We could now be about to hear plenty more of this message. The two favourites to be Ukip’s next leader are Steven Woolfe (pictured, left) and Paul Nuttall: two working-class men from the north who grew up in Labour-supporting households. Together, they have led Ukip’s surge into Labour territory. Indeed, it was Nuttall who pioneered Ukip’s use of pavement politics in by-elections in the north, in 2011.
Either would double down on Ukip’s strategy of targeting disaffected Labour voters. Their backstories – Woolfe grew up on a council estate in Moss Side, and was in the same class as Noel Gallagher; Nuttall’s youth was spent in in Bootle, a dockyard town next to Liverpool, and played football with Jamie Carragher – leave them well-primed to attack Labour for inauthenticity. Woolfe, who is mixed race and endured racist abuse growing up, would become the first ever non-white leader of a major British political party.
As leader, Woolfe or Nuttall would combine social conservatism – especially in the case of Nuttall, a Roman Catholic who supports reintroducing the death penalty for child murderers and limiting abortion to the first 12 weeks of a pregnancy – with opposition to immigration, and decrying Labour for abandoning its roots. Woolfe has even flirted with the idea of renationalising the railways and a turnover tax on companies.
If either became leader, the ideological schisms that have long been brewing in Ukip would intensify. Opposition to the EU aside, Ukip is a legitimate contender to being the most divided party in British politics. At Ukip’s conference in Doncaster two years ago, one speaker argued for more inheritance tax and progressive taxation, re-evaluating council tax bands for properties, renationalising the railways and rent controls: a vision for Britain that could hardly be further removed from the classical liberalism of Douglas Carswell, Ukip’s sole MP.
Yet how much these contradictions matter is unclear: until the coalition, the Liberal Democrats were able to run both to Labour’s left and right, depending on which constituency they were fighting.
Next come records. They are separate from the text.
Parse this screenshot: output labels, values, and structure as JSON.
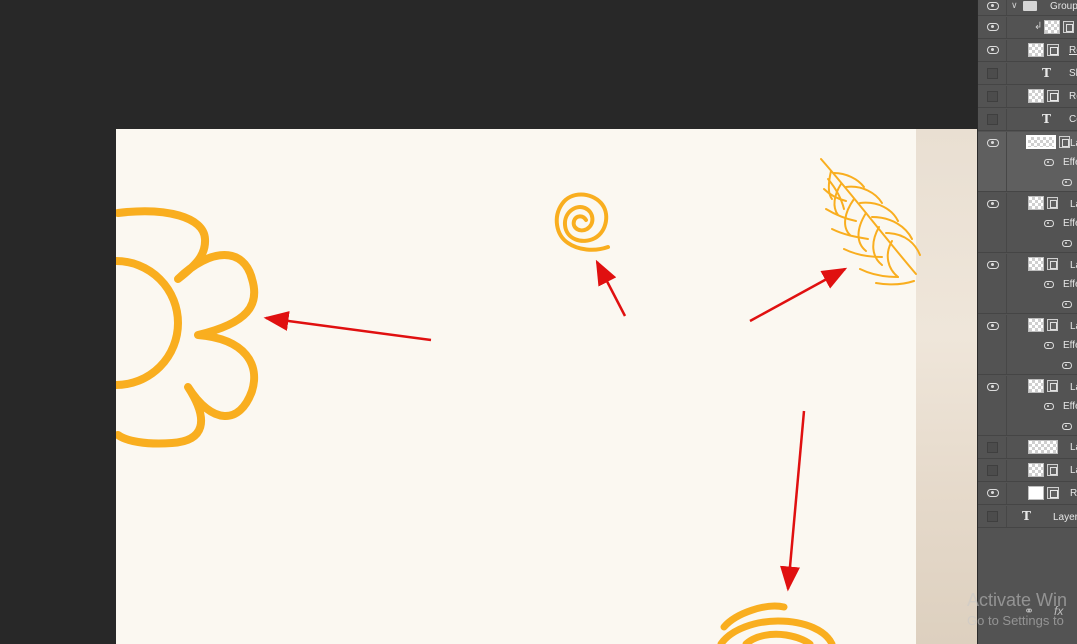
{
  "layers_panel": {
    "rows": [
      {
        "id": "group",
        "name": "Group",
        "visible": true,
        "type": "group"
      },
      {
        "id": "clip",
        "name": "",
        "visible": true,
        "type": "smart",
        "clipped": true
      },
      {
        "id": "rect1",
        "name": "Re",
        "visible": true,
        "type": "shape",
        "underlined": true
      },
      {
        "id": "text1",
        "name": "Sl",
        "visible": false,
        "type": "text"
      },
      {
        "id": "rect2",
        "name": "Re",
        "visible": false,
        "type": "shape"
      },
      {
        "id": "text2",
        "name": "Co",
        "visible": false,
        "type": "text"
      },
      {
        "id": "layer1",
        "name": "La",
        "visible": true,
        "type": "smart",
        "selected": true,
        "effects_label": "Effe"
      },
      {
        "id": "layer2",
        "name": "La",
        "visible": true,
        "type": "smart",
        "effects_label": "Effe"
      },
      {
        "id": "layer3",
        "name": "La",
        "visible": true,
        "type": "smart",
        "effects_label": "Effe"
      },
      {
        "id": "layer4",
        "name": "La",
        "visible": true,
        "type": "smart",
        "effects_label": "Effe"
      },
      {
        "id": "layer5",
        "name": "La",
        "visible": true,
        "type": "smart",
        "effects_label": "Effe"
      },
      {
        "id": "layer6",
        "name": "La",
        "visible": false,
        "type": "pixel"
      },
      {
        "id": "layer7",
        "name": "La",
        "visible": false,
        "type": "smart"
      },
      {
        "id": "rect3",
        "name": "Re",
        "visible": true,
        "type": "shape-white"
      },
      {
        "id": "text3",
        "name": "Layer",
        "visible": false,
        "type": "text"
      }
    ],
    "footer_icons": [
      "link-icon",
      "fx-icon"
    ],
    "fx_label": "fx"
  },
  "watermark": {
    "line1": "Activate Win",
    "line2": "Go to Settings to"
  },
  "colors": {
    "workspace": "#282828",
    "canvas": "#fbf8f1",
    "artwork": "#f9ae1f",
    "arrow": "#e01010",
    "panel": "#535353"
  },
  "canvas_icons": [
    "flower-icon",
    "spiral-icon",
    "fern-leaf-icon",
    "spiral-icon"
  ]
}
In their post-Farage future, Ukip will continue to fight on two fronts, perhaps balancing a perceived leftward shift in their leader by selecting a former Tory from the south, like Diane James or Suzanne Evans, as deputy. Ukip do not have to worry about balancing ideological tensions while governing, after all.
Rather than ending Labour’s Ukip angst, the departure of Farage could intensify it, allowing Ukip to deliver a message tailor-made for its northern heartlands by an authentic northern working-class voice. The party will look at Hartlepool for a glimpse of what is possible. Ukip’s support here increased from 2,500 in 2010 to 11,000 – just 3,000 shy of Labour – last year. In the referendum, 70 per cent of the constituency voted to leave the EU, showing contempt for their sitting Labour MP’s support for the UK remaining in.
The first-past-the-post system discriminates against minority parties with thinly spread support: it took 3.8 million votes for Ukip to return a solitary MP last year. But 2020 was always the general election that Ukip were targeting in the north, and the party has established a substantial footholds in vast swathes of the most deprived constituencies. This bodes ill for Labour: as well as the legacy of the EU referendum and its own descent into ever-greater turmoil, it will now have a new northern-friendly Ukip leader to contend with.